“Who am I to tell my private nightmares to if I can’t tell them to you?”

- Samuel Beckett

(Source: maevaelizabeth)

“August rain: the best of the summer gone, and the new fall not yet born. The odd uneven time.”

- Sylvia Plath

(Source: featherandarrow, via sapphicadventure)




“Don’t Worry Baby” - The Beach Boys

Probably my all-time favorite melody right there in those verses.

(via emtc)

(Source: danieldaq, via allisonweiss)

“I’m restless. Things are calling me away. My hair is being pulled by the stars again.”

- Anaïs Nin

(Source: talisman, via the-unfeminine-aesthetic)


and I would walk 500 dogs and I would walk 500 more

(via official-mens-frights-activist)

“Find meaning. Distinguish melancholy from sadness. Go out for a walk. It doesn’t have to be a romantic walk in the park, spring at its most spectacular moment, flowers and smells and outstanding poetical imagery smoothly transferring you into another world. It doesn’t have to be a walk during which you’ll have multiple life epiphanies and discover meanings no other brain ever managed to encounter. Do not be afraid of spending quality time by yourself. Find meaning or don’t find meaning but “steal” some time and give it freely and exclusively to your own self. Opt for privacy and solitude. That doesn’t make you antisocial or cause you to reject the rest of the world. But you need to breathe. And you need to be.

- Albert Camus, from Notebooks, 1951-1959 (via colporteur)

(Source: violentwavesofemotion, via colporteur)


Ingrid Michaelson - “Soldier”

(Source: back-litmemories, via professorcockblock)


do not pity the dead, harry, pity the living, and above all those who think feminism means hating men.

(via official-mens-frights-activist)

I was going to die, sooner or later, whether or not I had even spoken myself. My silences had not protected me. Your silences will not protect you…. What are the words you do not yet have? What are the tyrannies you swallow day by day and attempt to make your own, until you will sicken and die of them, still in silence? We have been socialized to respect fear more than our own need for language.

I began to ask each time: “What’s the worst that could happen to me if I tell this truth?” …Our speaking out will irritate some people, get us called bitchy or hypersensitive and disrupt some dinner parties. And then our speaking out will permit other women to speak, until laws are changed and lives are saved and the world is altered forever.
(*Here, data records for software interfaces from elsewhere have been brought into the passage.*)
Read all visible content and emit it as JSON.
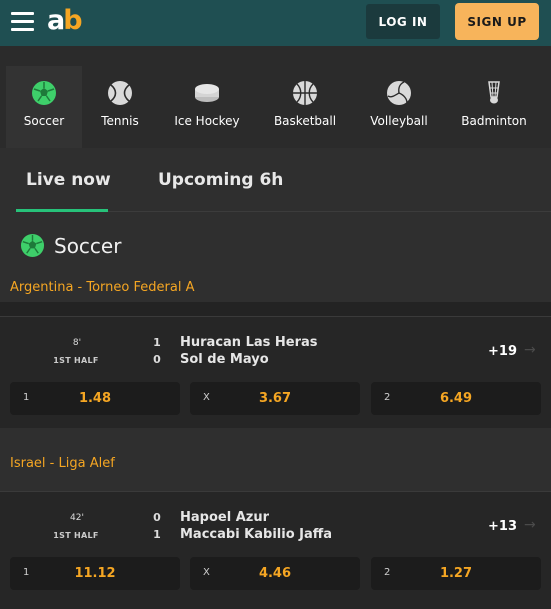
{
  "header": {
    "logo_a": "a",
    "logo_b": "b",
    "login_label": "LOG IN",
    "signup_label": "SIGN UP"
  },
  "sports": [
    {
      "label": "Soccer",
      "icon": "soccer-ball-icon",
      "active": true
    },
    {
      "label": "Tennis",
      "icon": "tennis-ball-icon"
    },
    {
      "label": "Ice Hockey",
      "icon": "hockey-puck-icon"
    },
    {
      "label": "Basketball",
      "icon": "basketball-icon"
    },
    {
      "label": "Volleyball",
      "icon": "volleyball-icon"
    },
    {
      "label": "Badminton",
      "icon": "shuttlecock-icon"
    }
  ],
  "tabs": {
    "live": "Live now",
    "upcoming": "Upcoming 6h",
    "active_color": "#27c27a"
  },
  "section": {
    "title": "Soccer"
  },
  "colors": {
    "brand": "#1f4f52",
    "accent": "#f5a623",
    "signup": "#f7b45b",
    "live_green": "#27c27a"
  },
  "events": [
    {
      "league": "Argentina - Torneo Federal A",
      "time": "8'",
      "phase": "1ST HALF",
      "home": {
        "name": "Huracan Las Heras",
        "score": "1"
      },
      "away": {
        "name": "Sol de Mayo",
        "score": "0"
      },
      "more_markets": "+19",
      "odds": [
        {
          "key": "1",
          "value": "1.48"
        },
        {
          "key": "X",
          "value": "3.67"
        },
        {
          "key": "2",
          "value": "6.49"
        }
      ]
    },
    {
      "league": "Israel - Liga Alef",
      "time": "42'",
      "phase": "1ST HALF",
      "home": {
        "name": "Hapoel Azur",
        "score": "0"
      },
      "away": {
        "name": "Maccabi Kabilio Jaffa",
        "score": "1"
      },
      "more_markets": "+13",
      "odds": [
        {
          "key": "1",
          "value": "11.12"
        },
        {
          "key": "X",
          "value": "4.46"
        },
        {
          "key": "2",
          "value": "1.27"
        }
      ]
    }
  ]
}
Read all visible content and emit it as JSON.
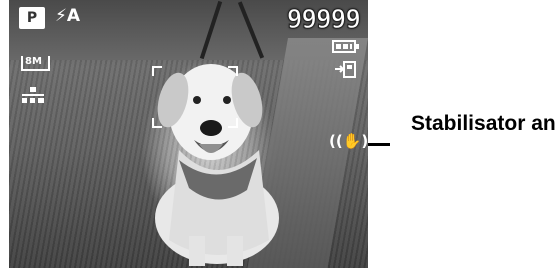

Next time, ask: What’s the worst that will happen? Then push yourself a little further than you dare. Once you start to speak, people will yell at you. They will interrupt you, put you down and suggest it’s personal. And the world won’t end.

And the speaking will get easier and easier. And you will find you have fallen in love with your own vision, which you may never have realized you had. And you will lose some friends and lovers, and realize you don’t miss them. And new ones will find you and cherish you. And you will still flirt and paint your nails, dress up and party, because, as I think Emma Goldman said, “If I can’t dance, I don’t want to be part of your revolution.” And at last you’ll know with surpassing certainty that only one thing is more frightening than speaking your truth. And that is not speaking.

- Audre Lorde

(Source: thepeoplesrecord, via official-mens-frights-activist)


Les Misérables Highlights at Dallas Theater Center


(via mgloki)